**The task**: A single number is required: how many lines in the data below contain "shirt".

*** Block opens ***

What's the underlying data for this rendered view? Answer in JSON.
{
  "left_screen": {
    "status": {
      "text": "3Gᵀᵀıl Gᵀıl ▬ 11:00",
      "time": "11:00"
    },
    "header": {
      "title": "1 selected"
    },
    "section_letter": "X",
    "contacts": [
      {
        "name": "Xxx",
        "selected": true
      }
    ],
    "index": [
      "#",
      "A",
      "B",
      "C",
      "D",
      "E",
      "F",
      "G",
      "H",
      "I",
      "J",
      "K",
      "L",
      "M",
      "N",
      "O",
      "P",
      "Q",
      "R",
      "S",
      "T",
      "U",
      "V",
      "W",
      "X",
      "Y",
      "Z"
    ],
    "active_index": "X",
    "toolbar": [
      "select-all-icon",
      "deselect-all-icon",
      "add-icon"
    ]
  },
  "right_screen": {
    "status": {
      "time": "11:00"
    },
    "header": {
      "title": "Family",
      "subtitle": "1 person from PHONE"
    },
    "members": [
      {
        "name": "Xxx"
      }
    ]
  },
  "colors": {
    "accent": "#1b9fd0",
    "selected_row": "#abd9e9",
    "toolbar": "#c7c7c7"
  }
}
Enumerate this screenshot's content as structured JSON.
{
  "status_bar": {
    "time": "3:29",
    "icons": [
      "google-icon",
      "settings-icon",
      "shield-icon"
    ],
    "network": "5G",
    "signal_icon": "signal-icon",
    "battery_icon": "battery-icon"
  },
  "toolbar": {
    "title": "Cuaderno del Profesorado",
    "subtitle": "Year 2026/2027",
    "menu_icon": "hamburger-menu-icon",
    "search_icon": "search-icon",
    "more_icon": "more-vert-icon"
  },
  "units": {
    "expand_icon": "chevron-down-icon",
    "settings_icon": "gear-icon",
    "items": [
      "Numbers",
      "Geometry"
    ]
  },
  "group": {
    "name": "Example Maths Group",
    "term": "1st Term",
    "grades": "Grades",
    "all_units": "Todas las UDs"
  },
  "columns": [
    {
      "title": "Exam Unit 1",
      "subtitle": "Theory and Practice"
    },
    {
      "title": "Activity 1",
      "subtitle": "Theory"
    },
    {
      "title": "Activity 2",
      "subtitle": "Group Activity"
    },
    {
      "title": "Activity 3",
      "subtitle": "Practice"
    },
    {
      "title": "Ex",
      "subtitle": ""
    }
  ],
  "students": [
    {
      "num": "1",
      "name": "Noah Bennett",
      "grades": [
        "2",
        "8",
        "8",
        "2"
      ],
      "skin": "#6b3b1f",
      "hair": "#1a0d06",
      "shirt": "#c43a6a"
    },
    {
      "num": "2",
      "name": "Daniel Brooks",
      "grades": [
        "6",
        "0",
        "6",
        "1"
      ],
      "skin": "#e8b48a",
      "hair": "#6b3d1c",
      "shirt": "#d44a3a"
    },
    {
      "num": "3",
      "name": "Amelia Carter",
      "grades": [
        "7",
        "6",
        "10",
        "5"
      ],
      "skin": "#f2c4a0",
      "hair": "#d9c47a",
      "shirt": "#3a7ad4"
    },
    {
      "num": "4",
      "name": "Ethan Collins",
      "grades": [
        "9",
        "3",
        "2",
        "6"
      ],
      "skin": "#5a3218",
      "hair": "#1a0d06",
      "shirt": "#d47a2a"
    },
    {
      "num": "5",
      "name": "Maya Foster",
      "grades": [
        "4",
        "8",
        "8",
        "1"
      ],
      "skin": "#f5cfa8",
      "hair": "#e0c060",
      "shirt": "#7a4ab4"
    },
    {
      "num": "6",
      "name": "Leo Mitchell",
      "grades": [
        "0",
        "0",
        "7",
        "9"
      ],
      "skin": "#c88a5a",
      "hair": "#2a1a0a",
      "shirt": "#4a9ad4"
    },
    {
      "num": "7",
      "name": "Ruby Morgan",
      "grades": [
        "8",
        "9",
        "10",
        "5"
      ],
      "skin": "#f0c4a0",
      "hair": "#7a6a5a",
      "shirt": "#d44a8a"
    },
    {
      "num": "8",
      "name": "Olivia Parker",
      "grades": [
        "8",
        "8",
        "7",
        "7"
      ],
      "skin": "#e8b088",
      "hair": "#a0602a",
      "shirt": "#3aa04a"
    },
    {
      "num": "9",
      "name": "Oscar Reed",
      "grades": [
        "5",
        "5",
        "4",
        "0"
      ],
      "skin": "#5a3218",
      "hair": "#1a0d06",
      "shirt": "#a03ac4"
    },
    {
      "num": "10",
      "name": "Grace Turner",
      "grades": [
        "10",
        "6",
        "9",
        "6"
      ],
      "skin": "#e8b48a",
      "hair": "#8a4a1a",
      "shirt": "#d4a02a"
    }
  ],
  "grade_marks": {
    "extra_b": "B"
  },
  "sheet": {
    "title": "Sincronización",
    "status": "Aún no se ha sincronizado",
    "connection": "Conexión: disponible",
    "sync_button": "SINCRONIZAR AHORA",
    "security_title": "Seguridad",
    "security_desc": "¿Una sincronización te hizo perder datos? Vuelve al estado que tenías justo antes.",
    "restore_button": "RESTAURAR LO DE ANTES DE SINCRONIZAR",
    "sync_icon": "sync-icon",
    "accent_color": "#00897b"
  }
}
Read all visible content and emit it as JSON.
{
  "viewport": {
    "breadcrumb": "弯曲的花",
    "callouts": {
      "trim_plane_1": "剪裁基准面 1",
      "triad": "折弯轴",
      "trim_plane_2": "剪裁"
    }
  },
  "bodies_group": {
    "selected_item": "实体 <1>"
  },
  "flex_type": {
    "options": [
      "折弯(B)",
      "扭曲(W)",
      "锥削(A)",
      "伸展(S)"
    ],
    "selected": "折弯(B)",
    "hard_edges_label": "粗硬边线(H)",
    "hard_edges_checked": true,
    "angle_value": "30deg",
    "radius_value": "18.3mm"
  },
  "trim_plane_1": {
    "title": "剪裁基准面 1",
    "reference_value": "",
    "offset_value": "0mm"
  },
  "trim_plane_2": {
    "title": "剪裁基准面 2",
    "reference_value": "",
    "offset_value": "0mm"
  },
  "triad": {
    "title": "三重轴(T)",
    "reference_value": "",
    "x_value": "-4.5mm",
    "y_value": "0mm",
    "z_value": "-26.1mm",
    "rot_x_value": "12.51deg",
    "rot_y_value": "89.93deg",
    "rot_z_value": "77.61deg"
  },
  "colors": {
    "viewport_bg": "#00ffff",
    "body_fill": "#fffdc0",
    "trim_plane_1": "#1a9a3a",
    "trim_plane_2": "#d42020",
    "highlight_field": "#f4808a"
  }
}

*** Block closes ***

**Problem solution**: 10